### Source material

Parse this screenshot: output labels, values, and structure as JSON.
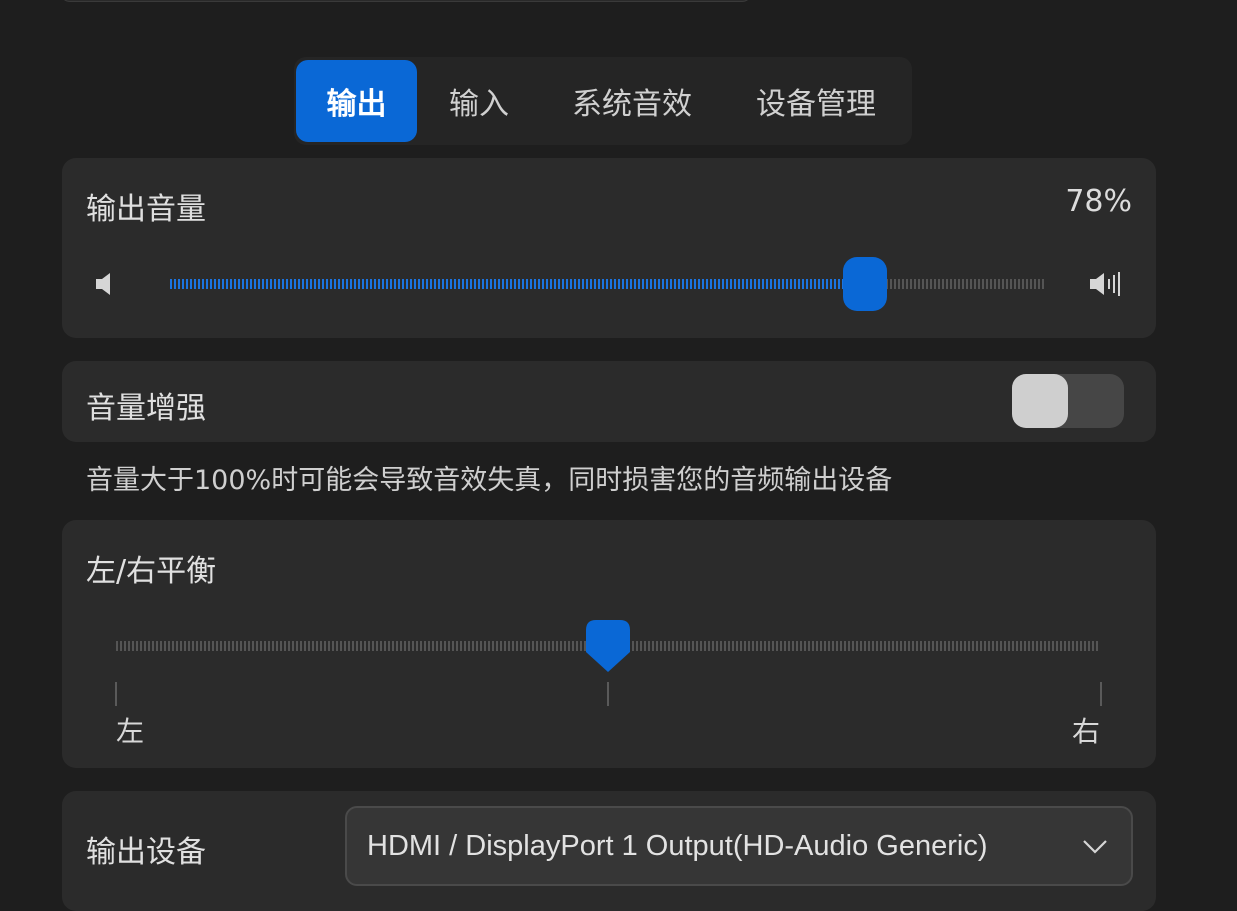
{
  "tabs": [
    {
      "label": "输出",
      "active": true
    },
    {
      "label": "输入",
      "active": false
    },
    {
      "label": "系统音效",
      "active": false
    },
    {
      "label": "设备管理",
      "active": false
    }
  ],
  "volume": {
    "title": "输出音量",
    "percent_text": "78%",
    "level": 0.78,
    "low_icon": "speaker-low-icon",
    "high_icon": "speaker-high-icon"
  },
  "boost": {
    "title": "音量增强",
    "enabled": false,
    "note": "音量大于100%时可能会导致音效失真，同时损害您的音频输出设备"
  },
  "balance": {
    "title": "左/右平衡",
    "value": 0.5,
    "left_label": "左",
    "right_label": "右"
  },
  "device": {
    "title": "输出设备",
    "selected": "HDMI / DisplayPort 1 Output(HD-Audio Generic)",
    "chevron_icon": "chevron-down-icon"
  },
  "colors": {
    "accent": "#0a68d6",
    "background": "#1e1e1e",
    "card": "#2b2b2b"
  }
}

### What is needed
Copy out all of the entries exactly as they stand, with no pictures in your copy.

### Completed exercise
Parse this screenshot: output labels, values, and structure as JSON.
{
  "tabs": [
    {
      "label": "输出",
      "active": true
    },
    {
      "label": "输入",
      "active": false
    },
    {
      "label": "系统音效",
      "active": false
    },
    {
      "label": "设备管理",
      "active": false
    }
  ],
  "volume": {
    "title": "输出音量",
    "percent_text": "78%",
    "level": 0.78,
    "low_icon": "speaker-low-icon",
    "high_icon": "speaker-high-icon"
  },
  "boost": {
    "title": "音量增强",
    "enabled": false,
    "note": "音量大于100%时可能会导致音效失真，同时损害您的音频输出设备"
  },
  "balance": {
    "title": "左/右平衡",
    "value": 0.5,
    "left_label": "左",
    "right_label": "右"
  },
  "device": {
    "title": "输出设备",
    "selected": "HDMI / DisplayPort 1 Output(HD-Audio Generic)",
    "chevron_icon": "chevron-down-icon"
  },
  "colors": {
    "accent": "#0a68d6",
    "background": "#1e1e1e",
    "card": "#2b2b2b"
  }
}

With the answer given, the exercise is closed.